Rice engineers led by materials scientists Pulickel Ajayan and Jun Lou have developed a method to make atom-flat sensors that seamlessly integrate with devices...
Scientists at the University of Stuttgart and the Karlsruhe Institute of Technology (KIT) succeed in important further development on the way to quantum Computers.
Quantum computers one day should be able to solve certain computing problems much faster than a classical computer. One of the most promising approaches is...
New Project SNAPSTER: Novel luminescent materials by encapsulating phosphorescent metal clusters with organic liquid crystals
Nowadays energy conversion in lighting and optoelectronic devices requires the use of rare earth oxides.
Scientists have discovered the first synthetic material that becomes thicker - at the molecular level - as it is stretched.
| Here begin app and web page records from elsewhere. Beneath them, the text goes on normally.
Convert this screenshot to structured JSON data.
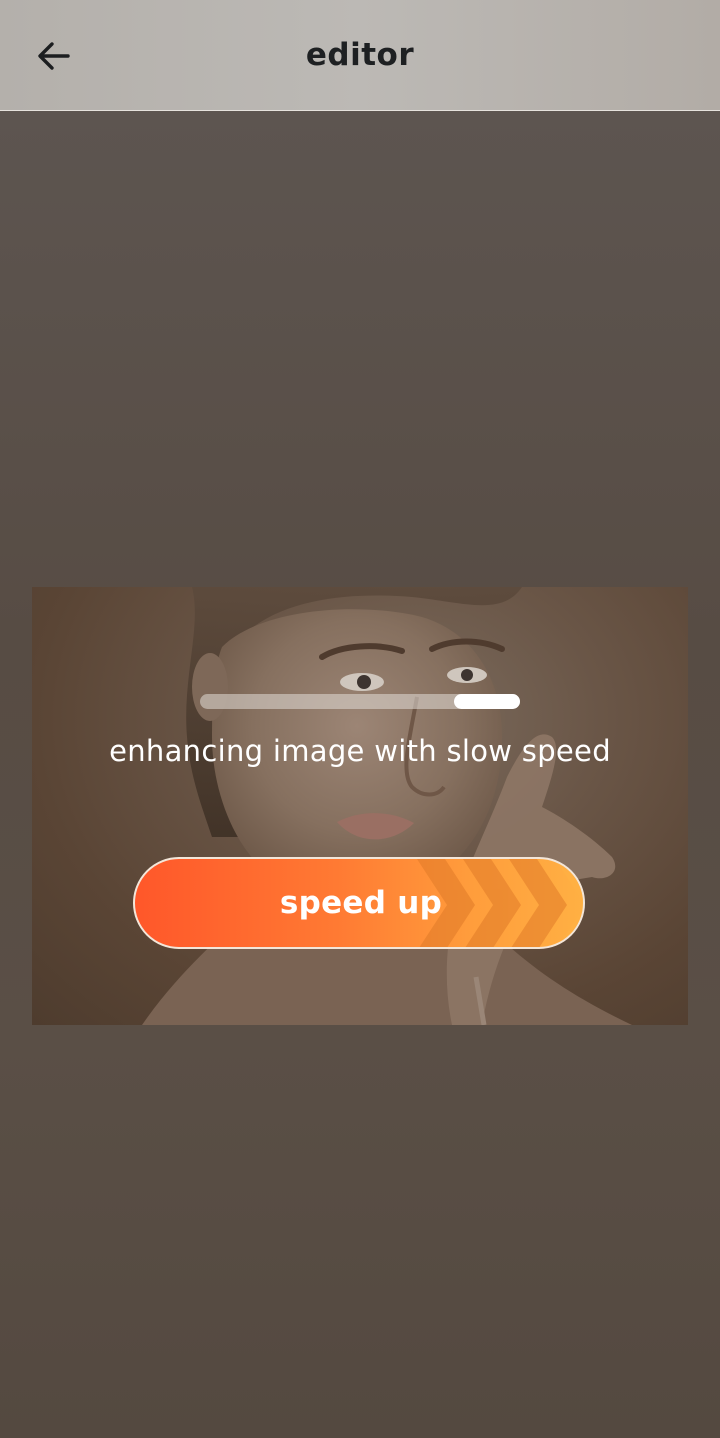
{
  "header": {
    "title": "editor",
    "back_icon": "arrow-left-icon"
  },
  "processing": {
    "status_text": "enhancing image with slow speed",
    "progress": 0.2
  },
  "speed_button": {
    "label": "speed up",
    "icon": "chevrons-right-icon"
  },
  "colors": {
    "accent_start": "#ff572a",
    "accent_end": "#ffb043",
    "overlay": "#5b5048"
  }
}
Researchers led by Dr Devesh Mistry from the University of Leeds discovered a new non-porous material that has unique and inherent "auxetic" stretching...
Scientists from the Theory Department of the Max Planck Institute for the Structure and Dynamics of Matter (MPSD) at the Center for Free-Electron Laser Science (CFEL) in Hamburg have shown through theoretical calculations and computer simulations that the force between electrons and lattice distortions in an atomically thin two-dimensional superconductor can be controlled with virtual photons. This could aid the development of new superconductors for energy-saving devices and many other technical applications.
The vacuum is not empty. It may sound like magic to laypeople but it has occupied physicists since the birth of quantum mechanics.
10.12.2018 | Event News
06.12.2018 | Event News
03.12.2018 | Event News
10.12.2018 | Life Sciences
10.12.2018 | Physics and Astronomy
10.12.2018 | Life Sciences